Tales of a Librarian: A Tori Amos Collection is neither a traditional greatest hits collection (it eschews the smash “Caught A Lite Sneeze,” among others) or a collection of fan favorites (as evidenced by a lack “Cooling”). Instead, it is a collection of twenty songs that Amos considers biographically important. The disc acts as a passable retrospective for newer listeners, but the allure for a longtime Tori fan is not solely the new cuts or the rerecorded songs, but the fact that sixteen old favorite have been remastered.
Aside from an across-the-board reduction on vocal reverb, Librarian‘s “remastering” is as unscientific as its song selection — background vocals are eliminated on some songs and isolated on others, and the balance (and even presence) of guitars is subject to change even within single tracks. Some songs clearly benefit from the remastering. “Cornflake Girl” is chief among these, exploding out of its quiet former context on Under The Pink. Foremost in its improvements is a more prominent piano and a fuller vocal. The vocal arrangement on the “Golden Gun” portion of the song is mixed in reverse, bringing out an additional vocal nearly unheard on the original. Even the theremin-like whistling that opens the track sounds bigger and better.
“Spark” is mixed in the opposite direction, but with equally excellent results. Away from the dense production of from the choirgirl hotel, its layers have been stripped away to reveal a tone much more in keeping with the disconnected feeling it portrays. The edge on the prickly keyboard tone has been eliminated; verses are now dominated not by swirling keyboards and guitars, but by snares and toms that keep the song tottering forward in compound time. Once-obscure background vocals now made clear, and the deft piano work on the bridge is unearthed.
Some songs stay the same not literally, but for lack of significant changes. The half of Little Earthquakes that is present is all louder and closer. Additionally, “Silent All These Years” and “Winter” amp up their orchestral arrangements, while “Crucify” is improved immensely without its overbearing reverb. The balance of the strings on “Baker Baker” is more equal to the piano, which is interesting though somewhat obtrusive. “Playboy Mommy” wisely plays up it’s slide guitar and subtle backing vocals for a better emotional impact, but isn’t distinctively different.
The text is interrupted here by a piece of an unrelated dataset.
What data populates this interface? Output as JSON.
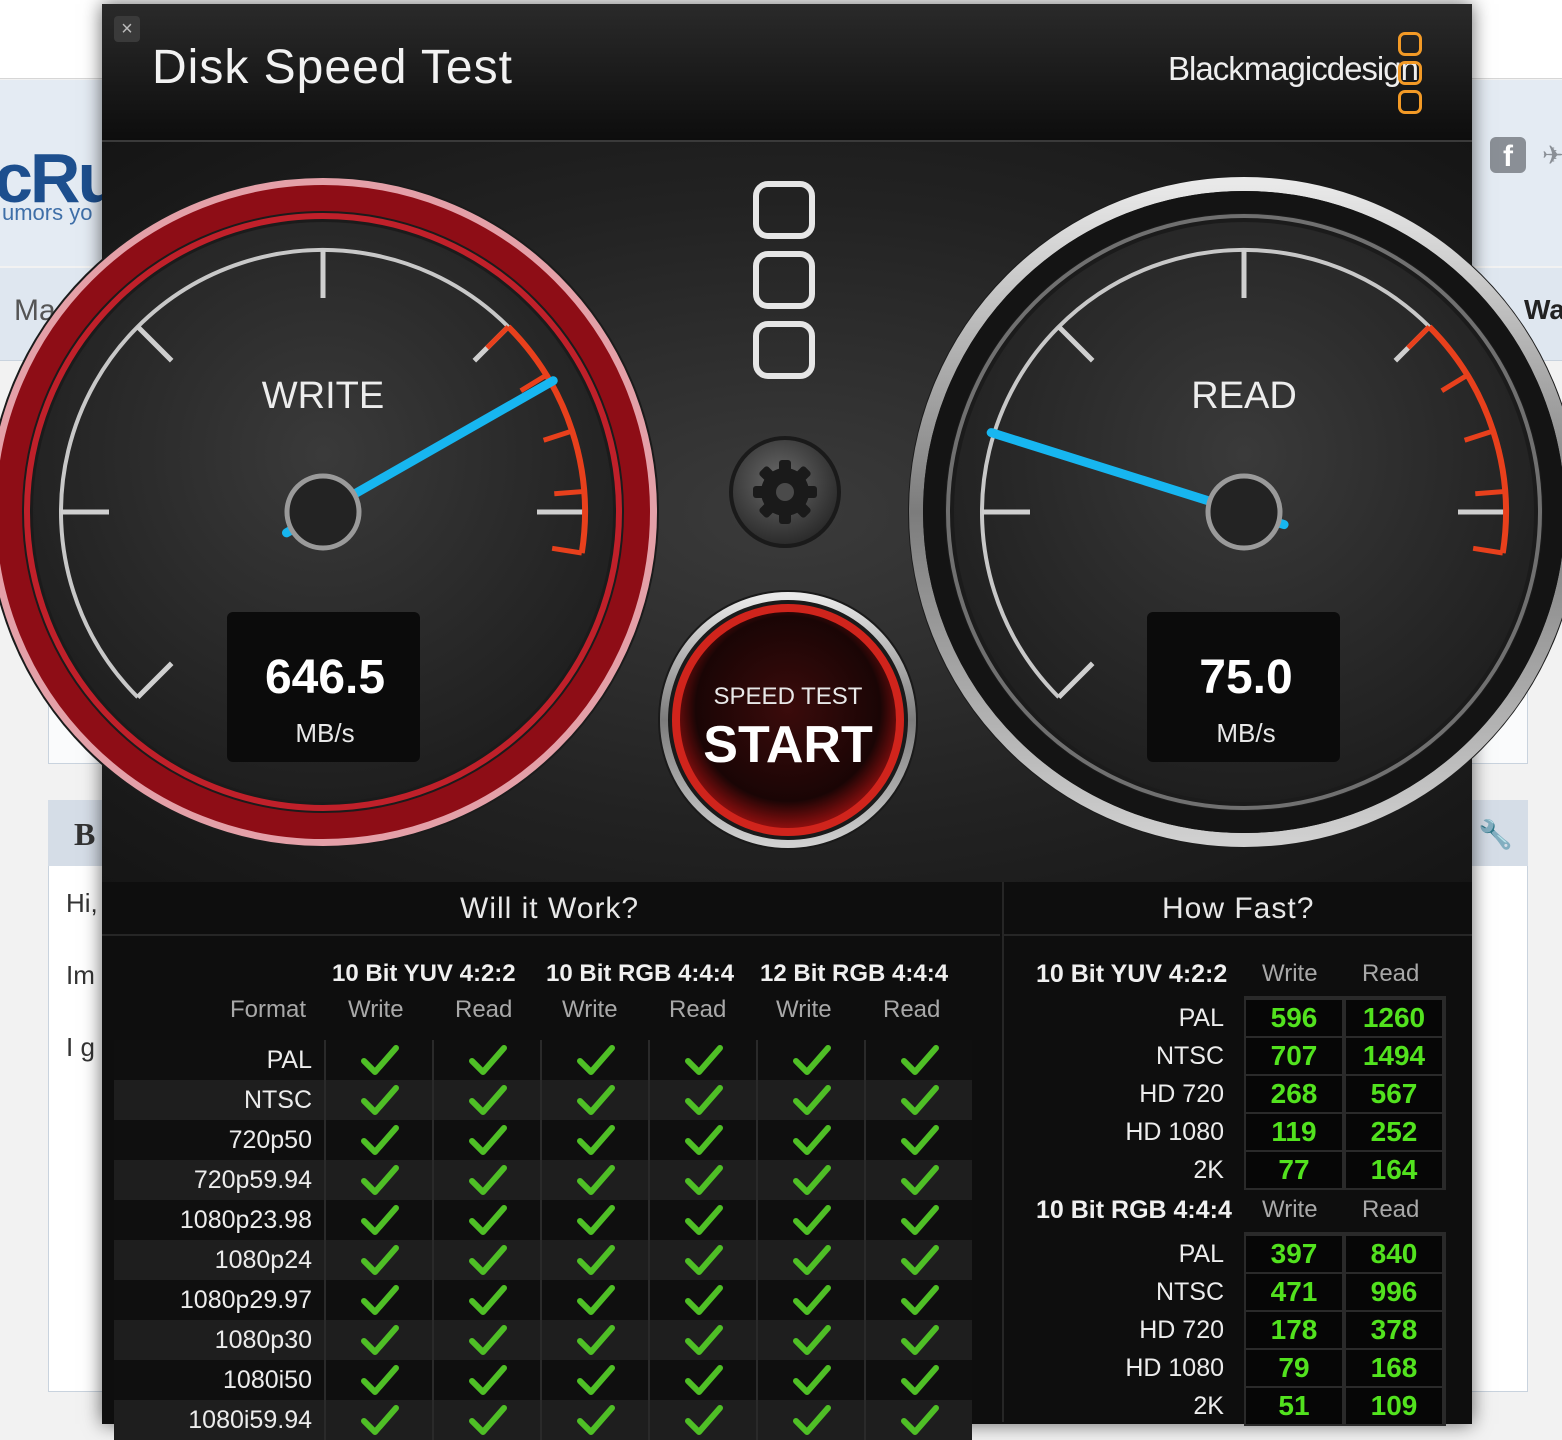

On other songs, the results are more mixed. All the elements of “Precious Things” sound more precise, but its originally menacing atmosphere is sacrificed. “God” suffers a similar fate, less dense and with its background vocals mixed too close to the forefront. Live favorite “Tear in Your Hand” sounds superbly loud and immediate except for a out-of-place voice-over vocal which hijacks its excellent coda for an entire line. “Bliss” is the one track where the reverb is missed; without its obscurity the arrangement is revealingly unimaginative. The slight “Way Down” is exponentially more interesting with a beefed up mix and an extra gospel refrain, while similar Boys for Pele lark “Mr. Zebra” is clearer but still exactly as kooky.
The four new recordings are solid, but not revelatory. “Sweet Dreams” is a weary update of an unexciting original, though “Mary” manages to retread old ground without losing any charm. “Snow Cherries From France,” ballyhooed for years by Neil Gaiman and Tori herself for, is an unassumingly simple tune that would have been more at home on the recent Scarlet’s Walk. “Angels,” though, is a much more congruous evolution — rendering oblique political philosophy alongside Tori obscurity, it fits right in.
Finally, as is typical of most Amos efforts, there is one massive misstep — the popular remix of “Professional Widow” is used in place of the original track, a strange concession to consumers given the fact that a similarly popular remix of “Jackie’s Strength” does not replace the original. The thumping bass and swirling electronics sound vastly out of place in an album of sweetened vocals and tweaked pianos; in short, it kills the mood.
With over a third of the remastered tracks comprised of remixed Earthquakes tunes, Tori could have easily self-produced a welcome reissue of the entirety of her debut. All of the other revisited tracks here are interesting, but far from essential. Some of Tori’s best sounds even better with age, technology, and some reconsideration; it’s not surprising. On the whole _Tales of a Librarian_ may have taken too many liberties with the balance of songs that Ears with Feet have been listening to obsessedly for years, and its newly produced songs are not even on par with the excellent web-only Bs from Scarlet’s Walk. Tales is a good back-catalogue substitute for new fans, and an unavoidable purchase for fanatics, but otherwise it’s just barely an adequate hits package.